It finally looks as if colleges will get the Government off their backs. The message from Bill Rammell, higher education minister, is simple: hit the new performance targets and we will leave you be.
He sees a time - maybe within two years - when the best-performing colleges will have the equivalent of university status. Free to negotiate deals and work out their own futures, they will no longer have ministers and their entourage of inspectors, examiners and quality assessors breathing down their necks every minute of the day.
In truth, only a minority of colleges is likely to reach such a nirvana by the Government's target date of spring 2009. That is when all colleges will be graded for the first time under performance criteria in the new Framework for Excellence, published this week.
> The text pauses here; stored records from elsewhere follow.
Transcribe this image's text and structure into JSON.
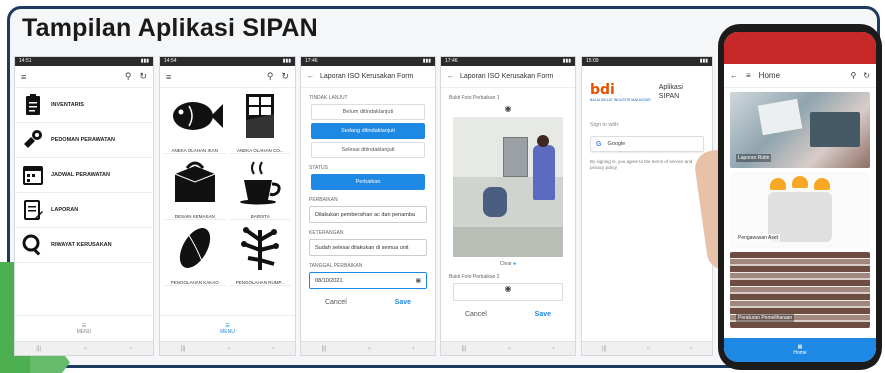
{
  "slide": {
    "title": "Tampilan Aplikasi SIPAN"
  },
  "screen1": {
    "status": "14:51",
    "menu_items": [
      "INVENTARIS",
      "PEDOMAN PERAWATAN",
      "JADWAL PERAWATAN",
      "LAPORAN",
      "RIWAYAT KERUSAKAN"
    ],
    "bottom_label": "MENU"
  },
  "screen2": {
    "status": "14:54",
    "tiles": [
      "ANEKA OLAHAN IKAN",
      "ANEKA OLAHAN CO...",
      "DESAIN KEMASAN",
      "BARISTA",
      "PENGOLAHAN KAKAO",
      "PENGOLAHAN RUMP..."
    ],
    "bottom_label": "MENU"
  },
  "screen3": {
    "status": "17:46",
    "header": "Laporan ISO Kerusakan Form",
    "label_tindak": "TINDAK LANJUT",
    "options": [
      "Belum ditindaklanjuti",
      "Sedang ditindaklanjuti",
      "Selesai ditindaklanjuti"
    ],
    "label_status": "STATUS",
    "status_value": "Perbaikan",
    "label_perbaikan": "PERBAIKAN",
    "perbaikan_value": "Dilakukan pembersihan ac dan penamba",
    "label_keterangan": "KETERANGAN",
    "keterangan_value": "Sudah selesai dilakukan di semua unit",
    "label_tanggal": "TANGGAL PERBAIKAN",
    "tanggal_value": "08/10/2021",
    "cancel": "Cancel",
    "save": "Save"
  },
  "screen4": {
    "status": "17:46",
    "header": "Laporan ISO Kerusakan Form",
    "label_photo1": "Bukti Foto Perbaikan 1",
    "clear": "Clear",
    "label_photo2": "Bukti Foto Perbaikan 2",
    "cancel": "Cancel",
    "save": "Save"
  },
  "screen5": {
    "status": "15:09",
    "logo": "bdi",
    "logo_sub": "BALAI DIKLAT INDUSTRI MAKASSAR",
    "app_line1": "Aplikasi",
    "app_line2": "SIPAN",
    "signin": "Sign in with:",
    "google": "Google",
    "terms": "By signing in, you agree to the terms of service and privacy policy"
  },
  "phone": {
    "title": "Home",
    "cards": [
      "Laporan Rutin",
      "Pengawasan Aset",
      "Peraturan Pemeliharaan"
    ],
    "nav_label": "Home"
  },
  "colors": {
    "accent": "#1e88e5",
    "frame": "#1e3a5f",
    "red": "#c62828"
  }
}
But it is clear that ministers are just as desperate to off-load the burden as colleges are to be free.
Labour ministers became masters of micromanagement over the past 10 years.
It is typical of left-of-centre governments to do this. But the bureaucracy proved too costly and time consuming and now has to be dismantled - but not until colleges prove their right to full independence.
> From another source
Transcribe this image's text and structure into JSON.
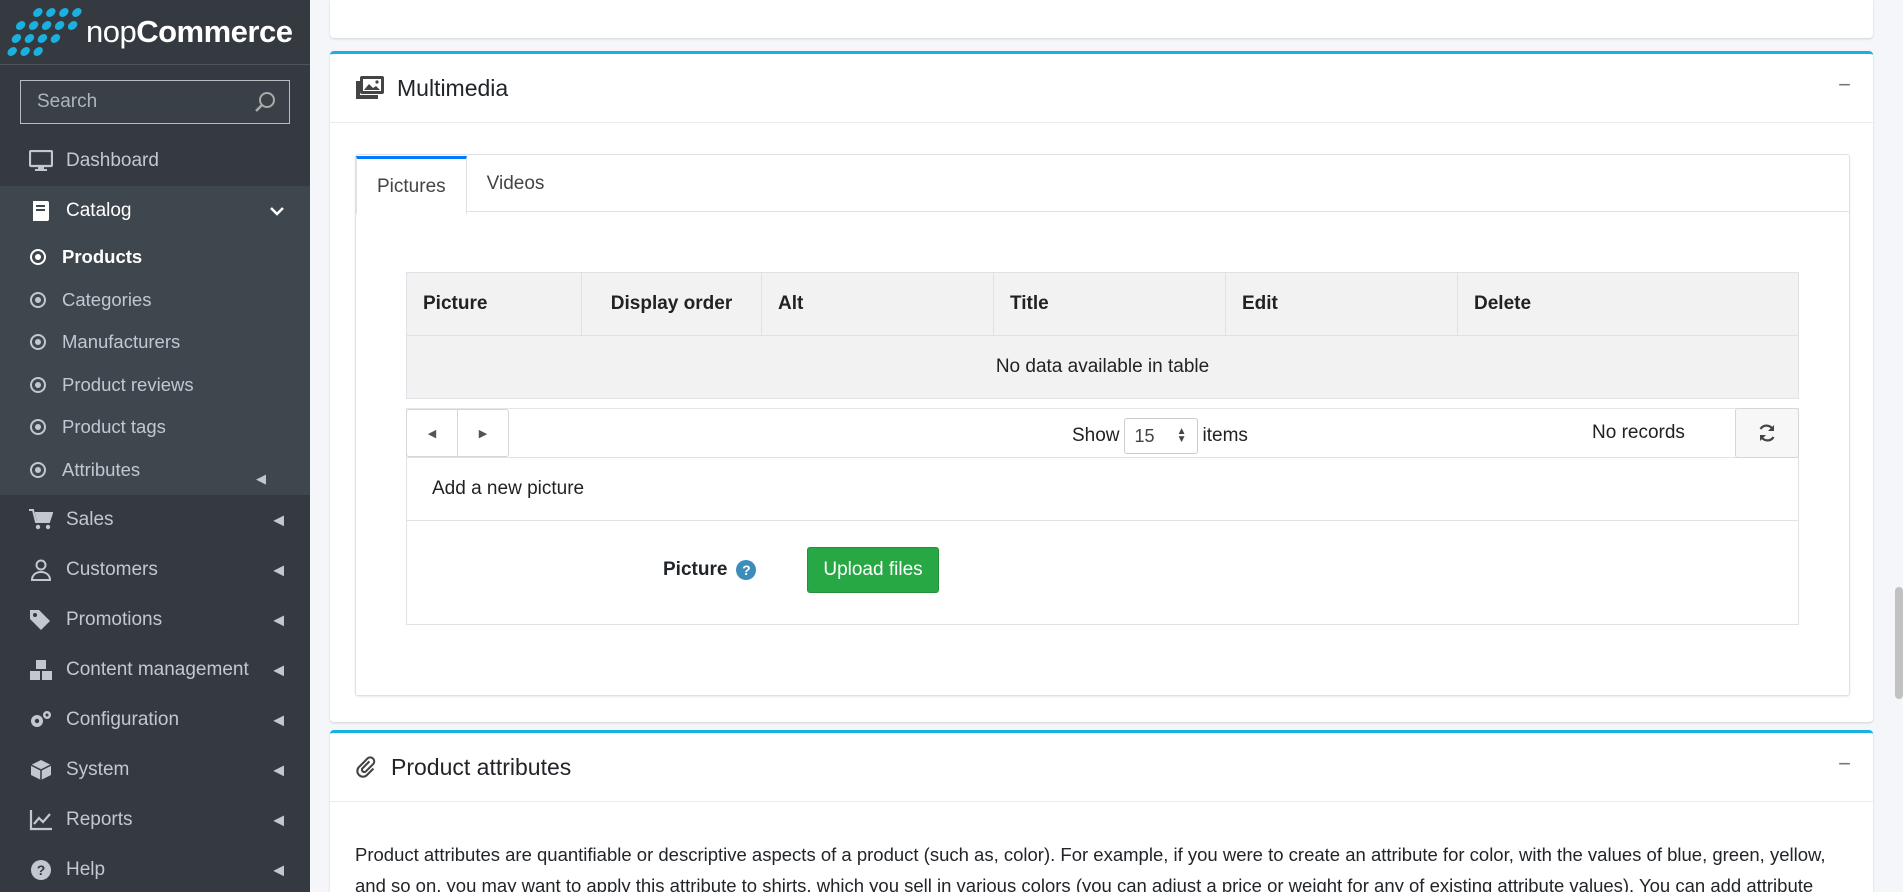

The mechanisms are gradually being put in place. First, the lighter-touch inspections for the best are already happening, then, the handing over of self-regulation to colleges (FE Focus, March 16). Now, the final reform - a bonfire of the performance measures leaving just three areas: responsiveness, efficiency and financial control.
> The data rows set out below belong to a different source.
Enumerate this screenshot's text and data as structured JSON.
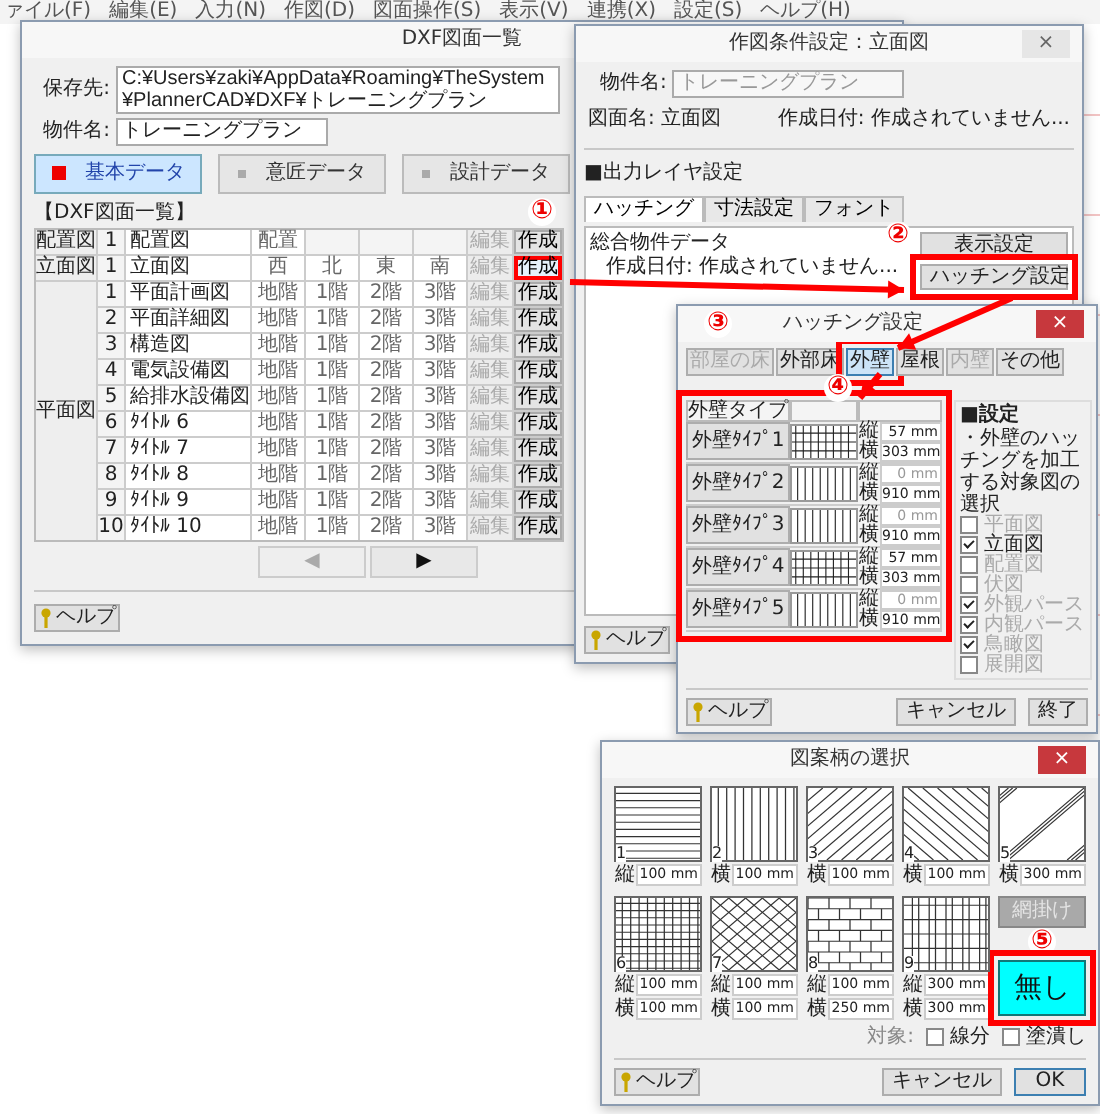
{
  "menu_bar": [
    "ァイル(F)",
    "編集(E)",
    "入力(N)",
    "作図(D)",
    "図面操作(S)",
    "表示(V)",
    "連携(X)",
    "設定(S)",
    "ヘルプ(H)"
  ],
  "dxf_window": {
    "title": "DXF図面一覧",
    "save_label": "保存先:",
    "save_path": "C:¥Users¥zaki¥AppData¥Roaming¥TheSystem¥PlannerCAD¥DXF¥トレーニングプラン",
    "property_label": "物件名:",
    "property_name": "トレーニングプラン",
    "data_tabs": [
      {
        "label": "基本データ",
        "selected": true
      },
      {
        "label": "意匠データ",
        "selected": false
      },
      {
        "label": "設計データ",
        "selected": false
      }
    ],
    "section_label": "【DXF図面一覧】",
    "groups": [
      {
        "label": "配置図",
        "rows": [
          {
            "no": "1",
            "name": "配置図",
            "cells": [
              "配置"
            ],
            "edit": "編集",
            "create": "作成",
            "highlighted": false
          }
        ]
      },
      {
        "label": "立面図",
        "rows": [
          {
            "no": "1",
            "name": "立面図",
            "cells": [
              "西",
              "北",
              "東",
              "南"
            ],
            "edit": "編集",
            "create": "作成",
            "highlighted": true
          }
        ]
      },
      {
        "label": "平面図",
        "rows": [
          {
            "no": "1",
            "name": "平面計画図",
            "cells": [
              "地階",
              "1階",
              "2階",
              "3階"
            ],
            "edit": "編集",
            "create": "作成",
            "highlighted": false
          },
          {
            "no": "2",
            "name": "平面詳細図",
            "cells": [
              "地階",
              "1階",
              "2階",
              "3階"
            ],
            "edit": "編集",
            "create": "作成",
            "highlighted": false
          },
          {
            "no": "3",
            "name": "構造図",
            "cells": [
              "地階",
              "1階",
              "2階",
              "3階"
            ],
            "edit": "編集",
            "create": "作成",
            "highlighted": false
          },
          {
            "no": "4",
            "name": "電気設備図",
            "cells": [
              "地階",
              "1階",
              "2階",
              "3階"
            ],
            "edit": "編集",
            "create": "作成",
            "highlighted": false
          },
          {
            "no": "5",
            "name": "給排水設備図",
            "cells": [
              "地階",
              "1階",
              "2階",
              "3階"
            ],
            "edit": "編集",
            "create": "作成",
            "highlighted": false
          },
          {
            "no": "6",
            "name": "ﾀｲﾄﾙ 6",
            "cells": [
              "地階",
              "1階",
              "2階",
              "3階"
            ],
            "edit": "編集",
            "create": "作成",
            "highlighted": false
          },
          {
            "no": "7",
            "name": "ﾀｲﾄﾙ 7",
            "cells": [
              "地階",
              "1階",
              "2階",
              "3階"
            ],
            "edit": "編集",
            "create": "作成",
            "highlighted": false
          },
          {
            "no": "8",
            "name": "ﾀｲﾄﾙ 8",
            "cells": [
              "地階",
              "1階",
              "2階",
              "3階"
            ],
            "edit": "編集",
            "create": "作成",
            "highlighted": false
          },
          {
            "no": "9",
            "name": "ﾀｲﾄﾙ 9",
            "cells": [
              "地階",
              "1階",
              "2階",
              "3階"
            ],
            "edit": "編集",
            "create": "作成",
            "highlighted": false
          },
          {
            "no": "10",
            "name": "ﾀｲﾄﾙ 10",
            "cells": [
              "地階",
              "1階",
              "2階",
              "3階"
            ],
            "edit": "編集",
            "create": "作成",
            "highlighted": false
          }
        ]
      }
    ],
    "pager": [
      {
        "label": "◀",
        "disabled": true
      },
      {
        "label": "▶",
        "disabled": false
      }
    ],
    "help": "ヘルプ"
  },
  "condition_window": {
    "title": "作図条件設定：立面図",
    "close": "×",
    "property_label": "物件名:",
    "property_name": "トレーニングプラン",
    "drawing_label": "図面名: 立面図",
    "date_label": "作成日付: 作成されていません...",
    "section_label": "■出力レイヤ設定",
    "tabs": [
      {
        "label": "ハッチング",
        "selected": true
      },
      {
        "label": "寸法設定",
        "selected": false
      },
      {
        "label": "フォント",
        "selected": false
      }
    ],
    "group_label": "総合物件データ",
    "group_date": "作成日付: 作成されていません...",
    "buttons": [
      {
        "label": "表示設定",
        "highlighted": false
      },
      {
        "label": "ハッチング設定",
        "highlighted": true
      }
    ],
    "help": "ヘルプ"
  },
  "hatch_window": {
    "title": "ハッチング設定",
    "close": "×",
    "categories": [
      {
        "label": "部屋の床",
        "selected": false,
        "disabled": true
      },
      {
        "label": "外部床",
        "selected": false,
        "disabled": false
      },
      {
        "label": "外壁",
        "selected": true,
        "disabled": false
      },
      {
        "label": "屋根",
        "selected": false,
        "disabled": false
      },
      {
        "label": "内壁",
        "selected": false,
        "disabled": true
      },
      {
        "label": "その他",
        "selected": false,
        "disabled": false
      }
    ],
    "columns": [
      "外壁タイプ"
    ],
    "table_highlighted": true,
    "rows": [
      {
        "label": "外壁ﾀｲﾌﾟ1",
        "kind": "grid",
        "fields": [
          {
            "label": "縦",
            "value": "57 mm",
            "disabled": false
          },
          {
            "label": "横",
            "value": "303 mm",
            "disabled": false
          }
        ]
      },
      {
        "label": "外壁ﾀｲﾌﾟ2",
        "kind": "vertical",
        "fields": [
          {
            "label": "縦",
            "value": "0 mm",
            "disabled": true
          },
          {
            "label": "横",
            "value": "910 mm",
            "disabled": false
          }
        ]
      },
      {
        "label": "外壁ﾀｲﾌﾟ3",
        "kind": "vertical",
        "fields": [
          {
            "label": "縦",
            "value": "0 mm",
            "disabled": true
          },
          {
            "label": "横",
            "value": "910 mm",
            "disabled": false
          }
        ]
      },
      {
        "label": "外壁ﾀｲﾌﾟ4",
        "kind": "grid",
        "fields": [
          {
            "label": "縦",
            "value": "57 mm",
            "disabled": false
          },
          {
            "label": "横",
            "value": "303 mm",
            "disabled": false
          }
        ]
      },
      {
        "label": "外壁ﾀｲﾌﾟ5",
        "kind": "vertical",
        "fields": [
          {
            "label": "縦",
            "value": "0 mm",
            "disabled": true
          },
          {
            "label": "横",
            "value": "910 mm",
            "disabled": false
          }
        ]
      }
    ],
    "settings_label": "■設定",
    "settings_note": "・外壁のハッチングを加工する対象図の選択",
    "targets": [
      {
        "label": "平面図",
        "checked": false,
        "disabled": true
      },
      {
        "label": "立面図",
        "checked": true,
        "disabled": false
      },
      {
        "label": "配置図",
        "checked": false,
        "disabled": true
      },
      {
        "label": "伏図",
        "checked": false,
        "disabled": true
      },
      {
        "label": "外観パース",
        "checked": true,
        "disabled": true
      },
      {
        "label": "内観パース",
        "checked": true,
        "disabled": true
      },
      {
        "label": "鳥瞰図",
        "checked": true,
        "disabled": true
      },
      {
        "label": "展開図",
        "checked": false,
        "disabled": true
      }
    ],
    "help": "ヘルプ",
    "cancel": "キャンセル",
    "finish": "終了"
  },
  "pattern_window": {
    "title": "図案柄の選択",
    "close": "×",
    "patterns": [
      {
        "number": "1",
        "kind": "horizontal",
        "fields": [
          {
            "label": "縦",
            "value": "100 mm"
          }
        ]
      },
      {
        "number": "2",
        "kind": "vertical",
        "fields": [
          {
            "label": "横",
            "value": "100 mm"
          }
        ]
      },
      {
        "number": "3",
        "kind": "diagonal_up",
        "fields": [
          {
            "label": "横",
            "value": "100 mm"
          }
        ]
      },
      {
        "number": "4",
        "kind": "diagonal_down",
        "fields": [
          {
            "label": "横",
            "value": "100 mm"
          }
        ]
      },
      {
        "number": "5",
        "kind": "double_diagonal",
        "fields": [
          {
            "label": "横",
            "value": "300 mm"
          }
        ]
      },
      {
        "number": "6",
        "kind": "grid",
        "fields": [
          {
            "label": "縦",
            "value": "100 mm"
          },
          {
            "label": "横",
            "value": "100 mm"
          }
        ]
      },
      {
        "number": "7",
        "kind": "lattice",
        "fields": [
          {
            "label": "縦",
            "value": "100 mm"
          },
          {
            "label": "横",
            "value": "100 mm"
          }
        ]
      },
      {
        "number": "8",
        "kind": "brick",
        "fields": [
          {
            "label": "縦",
            "value": "100 mm"
          },
          {
            "label": "横",
            "value": "250 mm"
          }
        ]
      },
      {
        "number": "9",
        "kind": "tile",
        "fields": [
          {
            "label": "縦",
            "value": "300 mm"
          },
          {
            "label": "横",
            "value": "300 mm"
          }
        ]
      }
    ],
    "mode_buttons": [
      {
        "label": "網掛け",
        "selected": false,
        "disabled": true
      },
      {
        "label": "無し",
        "selected": true,
        "disabled": false
      }
    ],
    "target_label": "対象:",
    "options": [
      {
        "label": "線分",
        "checked": false
      },
      {
        "label": "塗潰し",
        "checked": false
      }
    ],
    "help": "ヘルプ",
    "cancel": "キャンセル",
    "ok": "OK"
  },
  "annotations": [
    {
      "label": "①"
    },
    {
      "label": "②"
    },
    {
      "label": "③"
    },
    {
      "label": "④"
    },
    {
      "label": "⑤"
    }
  ]
}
If colleges fail to take advantage of what is on offer, they will have only themselves to blame. And, if ever they doubted it, this time ministers really are on their side.